India’s Union Cabinet has approved a multifaceted Hydrocarbon Exploration & Licensing Policy (HELP) to spur investment and enhance production, according to the government’s Press Information Bureau (PIB).
A “uniform license” will allow exploration and production companies to explore for and produce “all forms of hydrocarbons” including coalbed methane, shale gas and oil, tight gas, and gas hydrates under a single license.
An “open acreage policy” will enable companies to choose blocks from designated areas (OGJ Online, Aug. 28, 2012).

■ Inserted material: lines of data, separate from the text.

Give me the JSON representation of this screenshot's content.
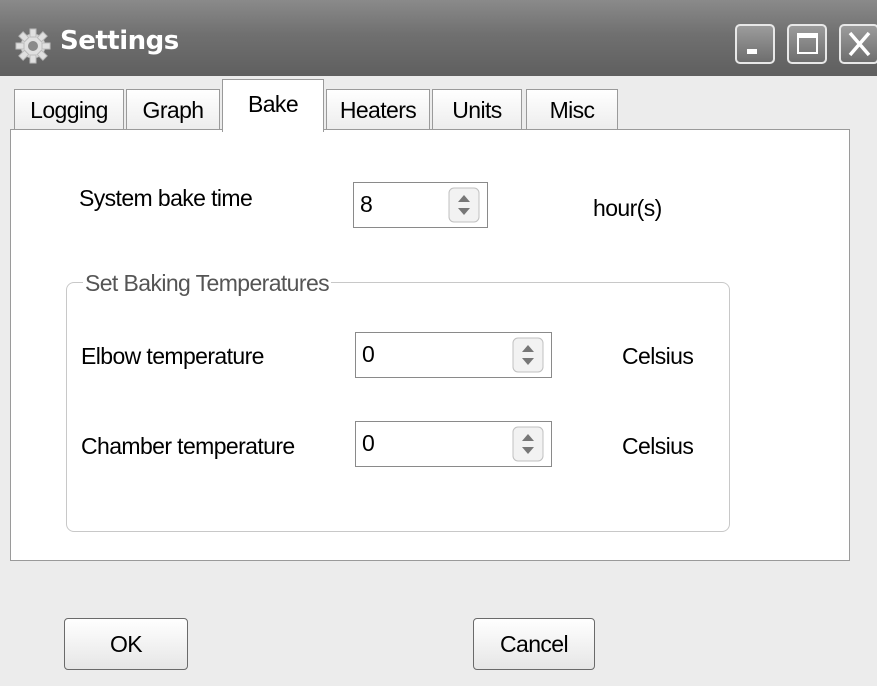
{
  "window": {
    "title": "Settings"
  },
  "tabs": [
    {
      "label": "Logging"
    },
    {
      "label": "Graph"
    },
    {
      "label": "Bake",
      "active": true
    },
    {
      "label": "Heaters"
    },
    {
      "label": "Units"
    },
    {
      "label": "Misc"
    }
  ],
  "bake": {
    "system_bake_time_label": "System bake time",
    "system_bake_time_value": "8",
    "system_bake_time_unit": "hour(s)",
    "group_title": "Set Baking Temperatures",
    "elbow_label": "Elbow temperature",
    "elbow_value": "0",
    "elbow_unit": "Celsius",
    "chamber_label": "Chamber temperature",
    "chamber_value": "0",
    "chamber_unit": "Celsius"
  },
  "buttons": {
    "ok": "OK",
    "cancel": "Cancel"
  },
  "icons": {
    "title": "gear-icon",
    "minimize": "minimize-icon",
    "maximize": "maximize-icon",
    "close": "close-icon",
    "spinner": "spinner-arrows-icon"
  },
  "colors": {
    "titlebar": "#707070",
    "panel": "#ffffff",
    "window_bg": "#ececec"
  }
}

A “revenue sharing model” will replace a system based on profit sharing after cost recovery. The government “will not be concerned with the cost incurred” and will receive a share of gross revenue from the sale of oil and gas. PIB said the profit-sharing methodology “led to many delays and disputes.” (OGJ Online, Sept. 2, 2015)
The government has also introduced a graded system of royalty rates for offshore areas, with rates decreasing from shallow-water to deepwater and ultradeepwater. PIB said the rates are lower than royalty rates under India’s NELP, or New Exploration Licensing Policy, that had its first bid round in 1999 (OGJ Online, Aug. 17, 2012). Royalty rates for onshore areas “have been kept intact so that revenues to the state governments are not affected.”
PIB also said India’s Cabinet Committee on Economic Affairs, chaired by Prime Minister Shri Narendra Modi, has approved a policy to extend production-sharing contracts for 28 small and medium-sized fields. All but one were awarded in two bidding rounds during 1991-93. “For many of these fields, the recoverable reserves are not likely to be produced” within the remaining duration of the contract periods, he said.
During the extended periods, the government share will be 10% higher than with normal PSC provisions. Monetization of the reserves during extended periods is estimated to be valued at $8.25 billion and will require additional investment of as much as $4 billion.
The economic affairs committee also approved “pricing freedom” for natural gas produced from areas involving high pressures, high temperatures, deepwater, and ultradeepwater. Prices will have a ceiling based on the “landed price” of alternative fuels. The policy guidelines are for future discoveries and existing discoveries that didn’t start commercial production by Jan. 1.